How To Know Your Workout is Challenging You
Suppose you are beginning a new workout program or have changed your routine. In that case, it can be difficult to determine if the intensity of the exercise is high enough for efficient fat burning and conditioning but not so high as to cause injury or burnout.
While there are many ways to evaluate how much effort you’re putting in during exercise, here’s one simple way that will help make sure you challenge yourself each time while avoiding injury:
Count The Reps
Although all forms of training use repetitions (reps) as their unit of work measurement, counting reps may be the best way to ensure that your body is working sufficiently hard during every set. This approach allows us to adjust our intensity throughout the workout to achieve the desired effect. To accomplish this goal, two factors must be adjusted during exercise:
1) The number of reps per set – Increasing or decreasing the amount of work performed in each set lets us regulate how much effort our body is expending on a particular exercise. This degree of control helps us avoid working too hard and risking injury and determine if that “extra rep” in each set may benefit future performance and strength gain.
2) The rest period between sets – Adjusting the time between sets also allows us to regulate how hard we’re working at any given moment during the workout without changing anything else about our routine. It’s ideal for those who find it difficult to constantly adjust the number of reps per set. If only one thing can be adjusted, use the rest period between sets over the number of reps per set for this reason.
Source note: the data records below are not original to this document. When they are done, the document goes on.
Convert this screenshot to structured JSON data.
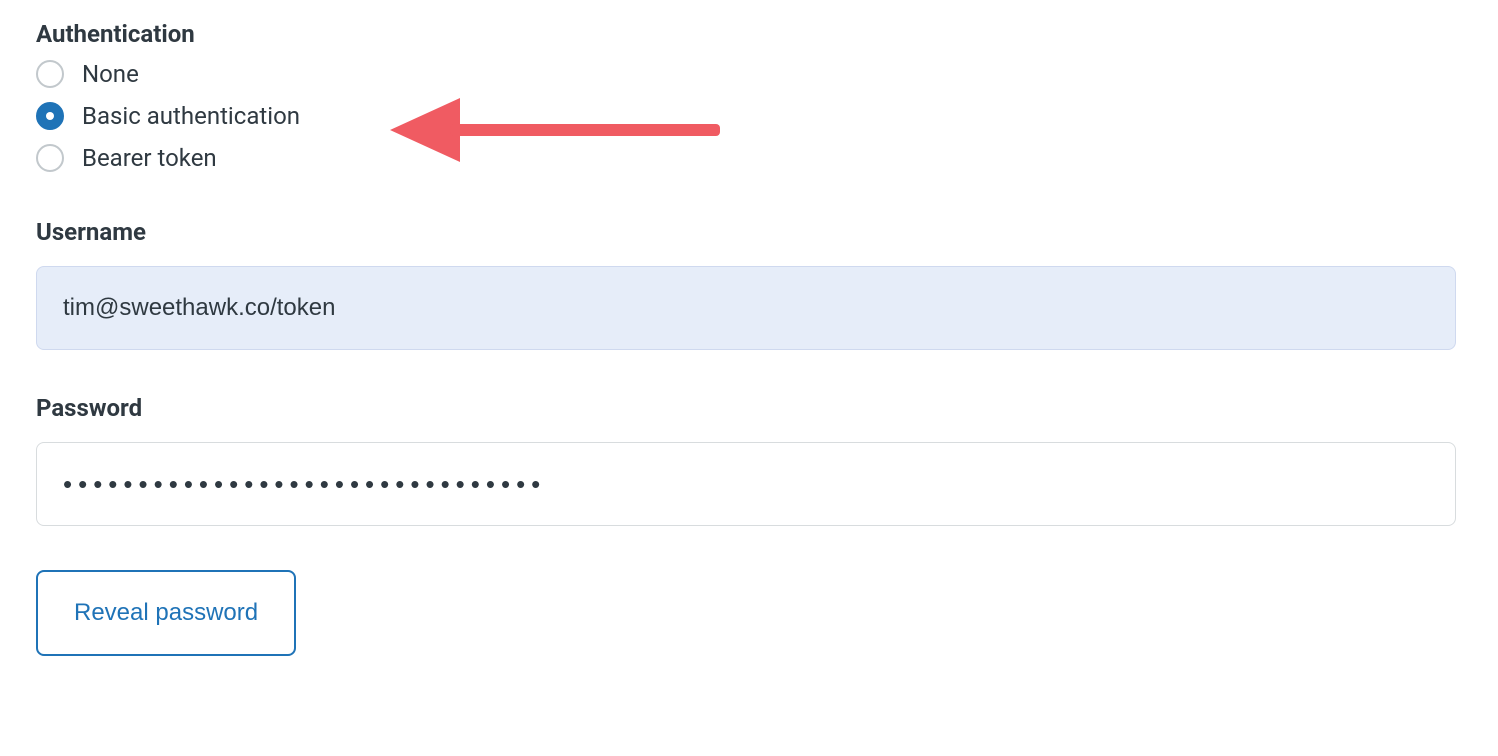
{
  "auth": {
    "title": "Authentication",
    "options": {
      "none": {
        "label": "None",
        "selected": false
      },
      "basic": {
        "label": "Basic authentication",
        "selected": true
      },
      "bearer": {
        "label": "Bearer token",
        "selected": false
      }
    }
  },
  "username": {
    "label": "Username",
    "value": "tim@sweethawk.co/token"
  },
  "password": {
    "label": "Password",
    "value": "••••••••••••••••••••••••••••••••"
  },
  "reveal": {
    "label": "Reveal password"
  },
  "annotation": {
    "color": "#f05b62",
    "target": "auth-option-basic"
  }
}
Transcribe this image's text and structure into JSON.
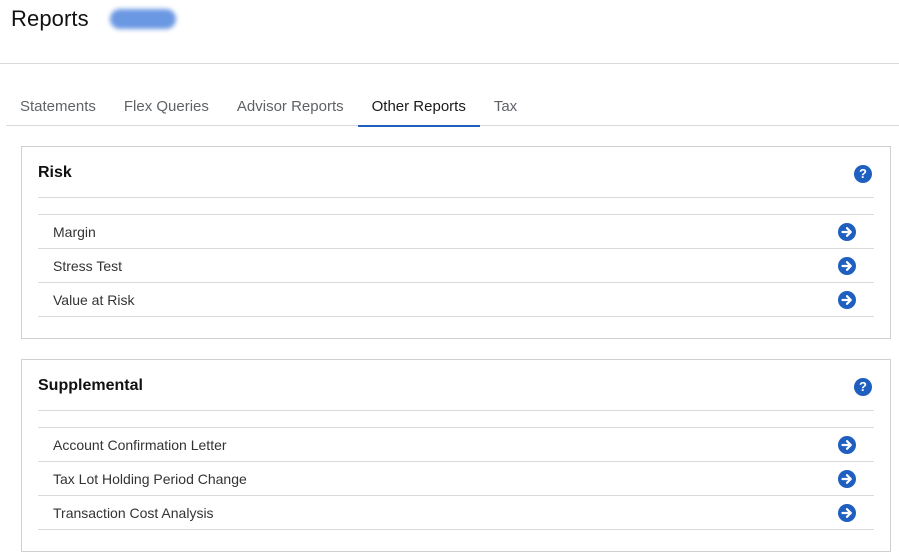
{
  "header": {
    "title": "Reports"
  },
  "tabs": [
    {
      "label": "Statements",
      "active": false
    },
    {
      "label": "Flex Queries",
      "active": false
    },
    {
      "label": "Advisor Reports",
      "active": false
    },
    {
      "label": "Other Reports",
      "active": true
    },
    {
      "label": "Tax",
      "active": false
    }
  ],
  "sections": [
    {
      "title": "Risk",
      "help_icon": "question-circle-icon",
      "items": [
        {
          "label": "Margin",
          "icon": "arrow-right-circle-icon"
        },
        {
          "label": "Stress Test",
          "icon": "arrow-right-circle-icon"
        },
        {
          "label": "Value at Risk",
          "icon": "arrow-right-circle-icon"
        }
      ]
    },
    {
      "title": "Supplemental",
      "help_icon": "question-circle-icon",
      "items": [
        {
          "label": "Account Confirmation Letter",
          "icon": "arrow-right-circle-icon"
        },
        {
          "label": "Tax Lot Holding Period Change",
          "icon": "arrow-right-circle-icon"
        },
        {
          "label": "Transaction Cost Analysis",
          "icon": "arrow-right-circle-icon"
        }
      ]
    }
  ],
  "colors": {
    "accent": "#1f5fbf",
    "border": "#d9d9d9",
    "tab_inactive": "#5f6368"
  }
}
This kind of dynamic control is possible because we can adjust more than one factor in a workout at any given time during exercise while still using the same exercise or routine (e.g., bench pressing every Monday, Wednesday, and Friday).
Doing so helps maintain our interest and keeps us coming back to each session to form habits and progress rather than burn out and fill our free time with other endeavors.
The Rest Period
All forms of training involve an active period where repetitions are performed followed by a rest period where no work is being done. In training terminology, the active period is referred to as the “workout.” The rest period between sets is called a “set.”
The length of rest periods in most strength or resistance training protocols will vary depending on what type of program you’re using. Typically we’ll rest for just enough time so that our heart rate returns to near-normal levels and our breathing has slowed down before initiating another set.
The exact number of seconds or minutes we should rest depends on a lot of factors such as:
1) Which body parts are being trained (e.g., chest vs. back) – Muscles used with heavier loads and multiple joint movements require longer periods of recovery than muscles worked individually with lighter loads.
2) Which exercises are being used (e.g., bench press vs. spot reduction) – Our heart rate and respiratory rate will vary depending on the type of exercise performed, so some exercises will naturally require longer rest periods than others.
3) How often a muscle group is trained in a week or month (e.g., 3x/week chest workout) – The more frequently we train a particular muscle, the less exertion it will require to achieve fatigue and permit adequate recovery before our next session.